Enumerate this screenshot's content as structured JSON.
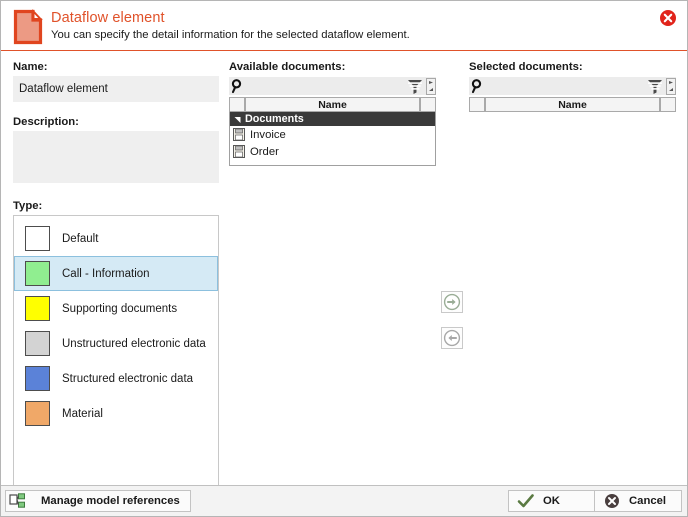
{
  "header": {
    "icon": "document-element-icon",
    "title": "Dataflow element",
    "subtitle": "You can specify the detail information for the selected dataflow element.",
    "close_icon": "close-icon",
    "accent_color": "#e0522a",
    "icon_fill": "#ec9a84",
    "icon_stroke": "#e0451f",
    "close_color": "#e1241b"
  },
  "form": {
    "name_label": "Name:",
    "name_value": "Dataflow element",
    "name_placeholder": "",
    "description_label": "Description:",
    "description_value": "",
    "description_placeholder": "",
    "type_label": "Type:"
  },
  "types": {
    "selected_index": 1,
    "items": [
      {
        "label": "Default",
        "color": "#ffffff"
      },
      {
        "label": "Call - Information",
        "color": "#90ee90"
      },
      {
        "label": "Supporting documents",
        "color": "#ffff00"
      },
      {
        "label": "Unstructured electronic data",
        "color": "#d3d3d3"
      },
      {
        "label": "Structured electronic data",
        "color": "#5b82d8"
      },
      {
        "label": "Material",
        "color": "#f0a868"
      }
    ],
    "selection_background": "#d5eaf5",
    "selection_border": "#8cc0de"
  },
  "available": {
    "label": "Available documents:",
    "search_value": "",
    "search_placeholder": "",
    "search_icon": "search-icon",
    "filter_icon": "filter-funnel-icon",
    "stepper_icon": "stepper-arrows-icon",
    "columns": [
      "",
      "Name",
      ""
    ],
    "groups": [
      {
        "name": "Documents",
        "expanded": true,
        "items": [
          {
            "name": "Invoice",
            "icon": "document-icon"
          },
          {
            "name": "Order",
            "icon": "document-icon"
          }
        ]
      }
    ]
  },
  "selected": {
    "label": "Selected documents:",
    "search_value": "",
    "search_placeholder": "",
    "search_icon": "search-icon",
    "filter_icon": "filter-funnel-icon",
    "stepper_icon": "stepper-arrows-icon",
    "columns": [
      "",
      "Name",
      ""
    ],
    "groups": []
  },
  "transfer": {
    "add_icon": "arrow-right-icon",
    "add_title": "Add to selected documents",
    "remove_icon": "arrow-left-icon",
    "remove_title": "Remove from selected documents",
    "arrow_color": "#9aad96"
  },
  "footer": {
    "manage_label": "Manage model references",
    "manage_icon": "model-references-icon",
    "ok_label": "OK",
    "ok_icon": "check-icon",
    "cancel_label": "Cancel",
    "cancel_icon": "cancel-icon",
    "ok_color": "#5a7a42",
    "cancel_color": "#4a3f3f"
  }
}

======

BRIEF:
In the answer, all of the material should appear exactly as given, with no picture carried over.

RESPONSE FOR THIS EXERCISE:
Enumerate this screenshot's content as structured JSON.
{
  "header": {
    "icon": "document-element-icon",
    "title": "Dataflow element",
    "subtitle": "You can specify the detail information for the selected dataflow element.",
    "close_icon": "close-icon",
    "accent_color": "#e0522a",
    "icon_fill": "#ec9a84",
    "icon_stroke": "#e0451f",
    "close_color": "#e1241b"
  },
  "form": {
    "name_label": "Name:",
    "name_value": "Dataflow element",
    "name_placeholder": "",
    "description_label": "Description:",
    "description_value": "",
    "description_placeholder": "",
    "type_label": "Type:"
  },
  "types": {
    "selected_index": 1,
    "items": [
      {
        "label": "Default",
        "color": "#ffffff"
      },
      {
        "label": "Call - Information",
        "color": "#90ee90"
      },
      {
        "label": "Supporting documents",
        "color": "#ffff00"
      },
      {
        "label": "Unstructured electronic data",
        "color": "#d3d3d3"
      },
      {
        "label": "Structured electronic data",
        "color": "#5b82d8"
      },
      {
        "label": "Material",
        "color": "#f0a868"
      }
    ],
    "selection_background": "#d5eaf5",
    "selection_border": "#8cc0de"
  },
  "available": {
    "label": "Available documents:",
    "search_value": "",
    "search_placeholder": "",
    "search_icon": "search-icon",
    "filter_icon": "filter-funnel-icon",
    "stepper_icon": "stepper-arrows-icon",
    "columns": [
      "",
      "Name",
      ""
    ],
    "groups": [
      {
        "name": "Documents",
        "expanded": true,
        "items": [
          {
            "name": "Invoice",
            "icon": "document-icon"
          },
          {
            "name": "Order",
            "icon": "document-icon"
          }
        ]
      }
    ]
  },
  "selected": {
    "label": "Selected documents:",
    "search_value": "",
    "search_placeholder": "",
    "search_icon": "search-icon",
    "filter_icon": "filter-funnel-icon",
    "stepper_icon": "stepper-arrows-icon",
    "columns": [
      "",
      "Name",
      ""
    ],
    "groups": []
  },
  "transfer": {
    "add_icon": "arrow-right-icon",
    "add_title": "Add to selected documents",
    "remove_icon": "arrow-left-icon",
    "remove_title": "Remove from selected documents",
    "arrow_color": "#9aad96"
  },
  "footer": {
    "manage_label": "Manage model references",
    "manage_icon": "model-references-icon",
    "ok_label": "OK",
    "ok_icon": "check-icon",
    "cancel_label": "Cancel",
    "cancel_icon": "cancel-icon",
    "ok_color": "#5a7a42",
    "cancel_color": "#4a3f3f"
  }
}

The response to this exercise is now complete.